Task to complete =>
Copy out every record exactly.

[Dataset rows describing interfaces]
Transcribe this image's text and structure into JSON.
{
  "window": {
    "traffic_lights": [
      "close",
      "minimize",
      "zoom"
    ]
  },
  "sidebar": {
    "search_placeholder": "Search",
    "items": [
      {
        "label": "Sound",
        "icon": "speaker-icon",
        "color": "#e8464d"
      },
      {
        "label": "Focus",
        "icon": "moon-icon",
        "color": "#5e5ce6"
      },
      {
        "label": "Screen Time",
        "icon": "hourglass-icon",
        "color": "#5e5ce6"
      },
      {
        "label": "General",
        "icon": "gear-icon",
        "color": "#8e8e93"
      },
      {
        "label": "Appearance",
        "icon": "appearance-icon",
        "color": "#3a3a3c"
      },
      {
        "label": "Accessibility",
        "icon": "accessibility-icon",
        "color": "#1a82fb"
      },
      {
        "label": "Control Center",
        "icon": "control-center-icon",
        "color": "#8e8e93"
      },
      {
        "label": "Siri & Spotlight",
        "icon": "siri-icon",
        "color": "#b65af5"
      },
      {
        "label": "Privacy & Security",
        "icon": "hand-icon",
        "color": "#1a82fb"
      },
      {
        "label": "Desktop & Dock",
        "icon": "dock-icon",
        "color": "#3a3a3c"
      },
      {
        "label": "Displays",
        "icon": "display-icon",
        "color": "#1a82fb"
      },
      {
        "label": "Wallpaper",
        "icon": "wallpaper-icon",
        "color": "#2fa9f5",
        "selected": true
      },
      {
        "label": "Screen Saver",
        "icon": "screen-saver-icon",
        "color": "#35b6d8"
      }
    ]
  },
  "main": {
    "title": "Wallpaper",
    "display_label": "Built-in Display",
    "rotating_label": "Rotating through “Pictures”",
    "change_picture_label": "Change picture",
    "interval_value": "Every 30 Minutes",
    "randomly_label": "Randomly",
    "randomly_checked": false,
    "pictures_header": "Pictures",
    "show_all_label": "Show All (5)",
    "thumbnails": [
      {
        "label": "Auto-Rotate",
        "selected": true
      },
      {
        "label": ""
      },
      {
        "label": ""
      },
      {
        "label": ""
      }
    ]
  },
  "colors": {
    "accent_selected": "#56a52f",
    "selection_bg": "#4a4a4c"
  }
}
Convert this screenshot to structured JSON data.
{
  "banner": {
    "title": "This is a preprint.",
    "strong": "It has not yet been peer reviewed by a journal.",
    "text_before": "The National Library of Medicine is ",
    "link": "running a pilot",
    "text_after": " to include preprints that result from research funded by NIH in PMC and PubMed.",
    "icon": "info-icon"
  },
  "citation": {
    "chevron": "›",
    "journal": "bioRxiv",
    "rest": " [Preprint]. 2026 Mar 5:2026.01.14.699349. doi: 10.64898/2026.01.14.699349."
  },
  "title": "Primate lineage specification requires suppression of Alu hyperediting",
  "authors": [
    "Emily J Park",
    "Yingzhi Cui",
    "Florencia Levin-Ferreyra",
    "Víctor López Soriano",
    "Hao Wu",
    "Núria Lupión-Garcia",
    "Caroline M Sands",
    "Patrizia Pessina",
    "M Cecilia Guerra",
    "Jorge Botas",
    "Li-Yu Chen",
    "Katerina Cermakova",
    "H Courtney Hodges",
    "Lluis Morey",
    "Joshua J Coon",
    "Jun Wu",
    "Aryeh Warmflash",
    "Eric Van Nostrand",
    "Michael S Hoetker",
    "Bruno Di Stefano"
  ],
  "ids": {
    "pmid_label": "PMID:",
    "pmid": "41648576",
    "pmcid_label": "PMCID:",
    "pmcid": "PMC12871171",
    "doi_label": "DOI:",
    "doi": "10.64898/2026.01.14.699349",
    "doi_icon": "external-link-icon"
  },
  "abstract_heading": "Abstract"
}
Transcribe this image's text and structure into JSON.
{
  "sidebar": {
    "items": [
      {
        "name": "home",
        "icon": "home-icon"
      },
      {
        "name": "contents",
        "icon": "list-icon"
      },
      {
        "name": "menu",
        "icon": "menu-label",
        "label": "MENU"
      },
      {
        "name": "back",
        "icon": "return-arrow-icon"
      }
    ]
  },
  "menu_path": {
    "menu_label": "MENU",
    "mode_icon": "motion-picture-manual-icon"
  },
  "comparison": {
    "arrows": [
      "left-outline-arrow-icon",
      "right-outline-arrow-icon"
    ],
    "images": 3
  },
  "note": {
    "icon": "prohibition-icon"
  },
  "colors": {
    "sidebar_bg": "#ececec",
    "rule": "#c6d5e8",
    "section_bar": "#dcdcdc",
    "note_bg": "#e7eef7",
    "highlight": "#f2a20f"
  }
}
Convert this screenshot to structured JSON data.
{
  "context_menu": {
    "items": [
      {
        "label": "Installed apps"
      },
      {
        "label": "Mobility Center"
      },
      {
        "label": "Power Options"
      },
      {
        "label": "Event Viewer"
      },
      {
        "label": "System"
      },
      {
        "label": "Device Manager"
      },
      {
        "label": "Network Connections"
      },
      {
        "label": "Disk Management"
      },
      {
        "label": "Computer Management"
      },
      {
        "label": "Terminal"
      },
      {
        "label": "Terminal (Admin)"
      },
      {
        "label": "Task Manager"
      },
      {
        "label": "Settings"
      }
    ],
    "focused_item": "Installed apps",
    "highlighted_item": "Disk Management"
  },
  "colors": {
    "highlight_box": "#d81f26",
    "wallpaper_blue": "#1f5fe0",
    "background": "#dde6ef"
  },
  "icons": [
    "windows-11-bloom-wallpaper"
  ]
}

Answer for this exercise =>
Transcribe this image's text and structure into JSON.
{
  "window": {
    "traffic_lights": [
      "close",
      "minimize",
      "zoom"
    ]
  },
  "sidebar": {
    "search_placeholder": "Search",
    "items": [
      {
        "label": "Sound",
        "icon": "speaker-icon",
        "color": "#e8464d"
      },
      {
        "label": "Focus",
        "icon": "moon-icon",
        "color": "#5e5ce6"
      },
      {
        "label": "Screen Time",
        "icon": "hourglass-icon",
        "color": "#5e5ce6"
      },
      {
        "label": "General",
        "icon": "gear-icon",
        "color": "#8e8e93"
      },
      {
        "label": "Appearance",
        "icon": "appearance-icon",
        "color": "#3a3a3c"
      },
      {
        "label": "Accessibility",
        "icon": "accessibility-icon",
        "color": "#1a82fb"
      },
      {
        "label": "Control Center",
        "icon": "control-center-icon",
        "color": "#8e8e93"
      },
      {
        "label": "Siri & Spotlight",
        "icon": "siri-icon",
        "color": "#b65af5"
      },
      {
        "label": "Privacy & Security",
        "icon": "hand-icon",
        "color": "#1a82fb"
      },
      {
        "label": "Desktop & Dock",
        "icon": "dock-icon",
        "color": "#3a3a3c"
      },
      {
        "label": "Displays",
        "icon": "display-icon",
        "color": "#1a82fb"
      },
      {
        "label": "Wallpaper",
        "icon": "wallpaper-icon",
        "color": "#2fa9f5",
        "selected": true
      },
      {
        "label": "Screen Saver",
        "icon": "screen-saver-icon",
        "color": "#35b6d8"
      }
    ]
  },
  "main": {
    "title": "Wallpaper",
    "display_label": "Built-in Display",
    "rotating_label": "Rotating through “Pictures”",
    "change_picture_label": "Change picture",
    "interval_value": "Every 30 Minutes",
    "randomly_label": "Randomly",
    "randomly_checked": false,
    "pictures_header": "Pictures",
    "show_all_label": "Show All (5)",
    "thumbnails": [
      {
        "label": "Auto-Rotate",
        "selected": true
      },
      {
        "label": ""
      },
      {
        "label": ""
      },
      {
        "label": ""
      }
    ]
  },
  "colors": {
    "accent_selected": "#56a52f",
    "selection_bg": "#4a4a4c"
  }
}
Convert this screenshot to structured JSON data.
{
  "banner": {
    "title": "This is a preprint.",
    "strong": "It has not yet been peer reviewed by a journal.",
    "text_before": "The National Library of Medicine is ",
    "link": "running a pilot",
    "text_after": " to include preprints that result from research funded by NIH in PMC and PubMed.",
    "icon": "info-icon"
  },
  "citation": {
    "chevron": "›",
    "journal": "bioRxiv",
    "rest": " [Preprint]. 2026 Mar 5:2026.01.14.699349. doi: 10.64898/2026.01.14.699349."
  },
  "title": "Primate lineage specification requires suppression of Alu hyperediting",
  "authors": [
    "Emily J Park",
    "Yingzhi Cui",
    "Florencia Levin-Ferreyra",
    "Víctor López Soriano",
    "Hao Wu",
    "Núria Lupión-Garcia",
    "Caroline M Sands",
    "Patrizia Pessina",
    "M Cecilia Guerra",
    "Jorge Botas",
    "Li-Yu Chen",
    "Katerina Cermakova",
    "H Courtney Hodges",
    "Lluis Morey",
    "Joshua J Coon",
    "Jun Wu",
    "Aryeh Warmflash",
    "Eric Van Nostrand",
    "Michael S Hoetker",
    "Bruno Di Stefano"
  ],
  "ids": {
    "pmid_label": "PMID:",
    "pmid": "41648576",
    "pmcid_label": "PMCID:",
    "pmcid": "PMC12871171",
    "doi_label": "DOI:",
    "doi": "10.64898/2026.01.14.699349",
    "doi_icon": "external-link-icon"
  },
  "abstract_heading": "Abstract"
}
Transcribe this image's text and structure into JSON.
{
  "sidebar": {
    "items": [
      {
        "name": "home",
        "icon": "home-icon"
      },
      {
        "name": "contents",
        "icon": "list-icon"
      },
      {
        "name": "menu",
        "icon": "menu-label",
        "label": "MENU"
      },
      {
        "name": "back",
        "icon": "return-arrow-icon"
      }
    ]
  },
  "menu_path": {
    "menu_label": "MENU",
    "mode_icon": "motion-picture-manual-icon"
  },
  "comparison": {
    "arrows": [
      "left-outline-arrow-icon",
      "right-outline-arrow-icon"
    ],
    "images": 3
  },
  "note": {
    "icon": "prohibition-icon"
  },
  "colors": {
    "sidebar_bg": "#ececec",
    "rule": "#c6d5e8",
    "section_bar": "#dcdcdc",
    "note_bg": "#e7eef7",
    "highlight": "#f2a20f"
  }
}
Convert this screenshot to structured JSON data.
{
  "context_menu": {
    "items": [
      {
        "label": "Installed apps"
      },
      {
        "label": "Mobility Center"
      },
      {
        "label": "Power Options"
      },
      {
        "label": "Event Viewer"
      },
      {
        "label": "System"
      },
      {
        "label": "Device Manager"
      },
      {
        "label": "Network Connections"
      },
      {
        "label": "Disk Management"
      },
      {
        "label": "Computer Management"
      },
      {
        "label": "Terminal"
      },
      {
        "label": "Terminal (Admin)"
      },
      {
        "label": "Task Manager"
      },
      {
        "label": "Settings"
      }
    ],
    "focused_item": "Installed apps",
    "highlighted_item": "Disk Management"
  },
  "colors": {
    "highlight_box": "#d81f26",
    "wallpaper_blue": "#1f5fe0",
    "background": "#dde6ef"
  },
  "icons": [
    "windows-11-bloom-wallpaper"
  ]
}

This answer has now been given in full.